Safety issues

Prof. David Baltimore of the California Institute of Technology in Pasadena is chair of the summit's organizing committee. He read out the concluding statement, noting the words moratorium or ban weren't used. 

"We say it  would be irresponsible to proceed with any clinical use of germline editing unless and until the relevant safety and efficacy issues have been resolved … and 2) there is broad societal consensus about the appropriateness of the proposed application," Baltimore said.

Prof. Jason Moffat

Gene editing ushers a brave new world, says cancer researcher Jason Moffat. (CBC)

"The human genome is shared among all nations. The international community should strive to establish norms concerning acceptable uses of human germline editing and to harmonize regulations in order to discourage unacceptable activities while advancing human health and welfare."

Last month, Prof. Jason Moffat of the University of Toronto's Donnelly Centre published a study in the journal Cell on using CRISPR to map out genes that are crucial in diseases like cancer. Moffat welcomed the summit's guidance. 

"I think it's a brave new world and we have to just be cautious when we move forward with editing humans especially," Moffat said. 

Others want the medical research to move forward.

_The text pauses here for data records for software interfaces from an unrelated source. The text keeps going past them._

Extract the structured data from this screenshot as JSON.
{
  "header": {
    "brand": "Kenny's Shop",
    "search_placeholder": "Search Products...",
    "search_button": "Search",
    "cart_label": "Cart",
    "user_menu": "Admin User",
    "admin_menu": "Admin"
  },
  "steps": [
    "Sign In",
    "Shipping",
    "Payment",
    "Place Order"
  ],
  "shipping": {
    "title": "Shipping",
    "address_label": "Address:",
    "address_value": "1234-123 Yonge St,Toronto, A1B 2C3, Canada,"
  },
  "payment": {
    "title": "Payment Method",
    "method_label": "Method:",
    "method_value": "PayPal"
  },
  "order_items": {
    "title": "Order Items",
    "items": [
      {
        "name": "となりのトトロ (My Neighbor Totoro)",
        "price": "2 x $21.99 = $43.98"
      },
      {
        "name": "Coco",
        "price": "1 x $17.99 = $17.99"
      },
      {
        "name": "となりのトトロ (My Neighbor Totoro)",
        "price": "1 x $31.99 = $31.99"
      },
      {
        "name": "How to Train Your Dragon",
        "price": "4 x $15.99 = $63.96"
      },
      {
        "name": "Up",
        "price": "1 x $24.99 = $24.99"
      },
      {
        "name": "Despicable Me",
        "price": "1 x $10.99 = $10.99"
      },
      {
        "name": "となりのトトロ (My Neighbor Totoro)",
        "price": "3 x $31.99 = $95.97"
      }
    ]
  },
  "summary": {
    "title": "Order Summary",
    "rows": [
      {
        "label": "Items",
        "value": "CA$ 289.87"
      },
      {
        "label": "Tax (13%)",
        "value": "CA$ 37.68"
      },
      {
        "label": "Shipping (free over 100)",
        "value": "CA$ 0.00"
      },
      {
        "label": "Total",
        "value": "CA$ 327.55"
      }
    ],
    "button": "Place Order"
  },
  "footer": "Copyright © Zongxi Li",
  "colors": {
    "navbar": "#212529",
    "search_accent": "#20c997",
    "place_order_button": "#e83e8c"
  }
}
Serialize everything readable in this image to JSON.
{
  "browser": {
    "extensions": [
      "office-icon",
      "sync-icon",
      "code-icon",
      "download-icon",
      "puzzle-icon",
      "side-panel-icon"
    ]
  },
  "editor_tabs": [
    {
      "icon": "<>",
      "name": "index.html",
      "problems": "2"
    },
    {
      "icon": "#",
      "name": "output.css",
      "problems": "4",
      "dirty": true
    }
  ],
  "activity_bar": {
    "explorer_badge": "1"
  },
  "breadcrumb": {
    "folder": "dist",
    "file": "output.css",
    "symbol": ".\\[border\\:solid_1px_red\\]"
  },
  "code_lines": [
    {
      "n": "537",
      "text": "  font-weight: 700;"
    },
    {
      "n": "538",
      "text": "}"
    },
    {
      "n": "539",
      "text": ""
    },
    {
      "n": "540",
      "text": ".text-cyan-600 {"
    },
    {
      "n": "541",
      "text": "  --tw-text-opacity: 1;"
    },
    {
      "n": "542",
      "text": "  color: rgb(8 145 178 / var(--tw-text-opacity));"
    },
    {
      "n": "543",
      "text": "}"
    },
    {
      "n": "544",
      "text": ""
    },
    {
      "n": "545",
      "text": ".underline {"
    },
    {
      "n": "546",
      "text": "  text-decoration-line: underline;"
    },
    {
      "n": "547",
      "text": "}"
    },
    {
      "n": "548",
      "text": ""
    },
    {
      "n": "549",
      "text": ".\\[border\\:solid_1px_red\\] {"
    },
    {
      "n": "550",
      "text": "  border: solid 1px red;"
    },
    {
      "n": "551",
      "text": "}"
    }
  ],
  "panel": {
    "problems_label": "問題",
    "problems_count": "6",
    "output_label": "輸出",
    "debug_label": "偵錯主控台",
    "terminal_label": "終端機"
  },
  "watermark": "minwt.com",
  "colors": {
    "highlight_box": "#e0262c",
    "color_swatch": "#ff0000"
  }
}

Sarah Gray of the American Association of Tissue Banks addressed delegates on Tuesday about her son, who had a fatal birth defect. The family donated his body for research.

"He was six days old, and he suffered every day. From the look on his face it was like, 'Mom what's going on?'" said Gray. "If you have the skills and the knowledge to fix these diseases, then frickin' do it!"

With files from CBC's Kelly Crowe and Marcy Cuttler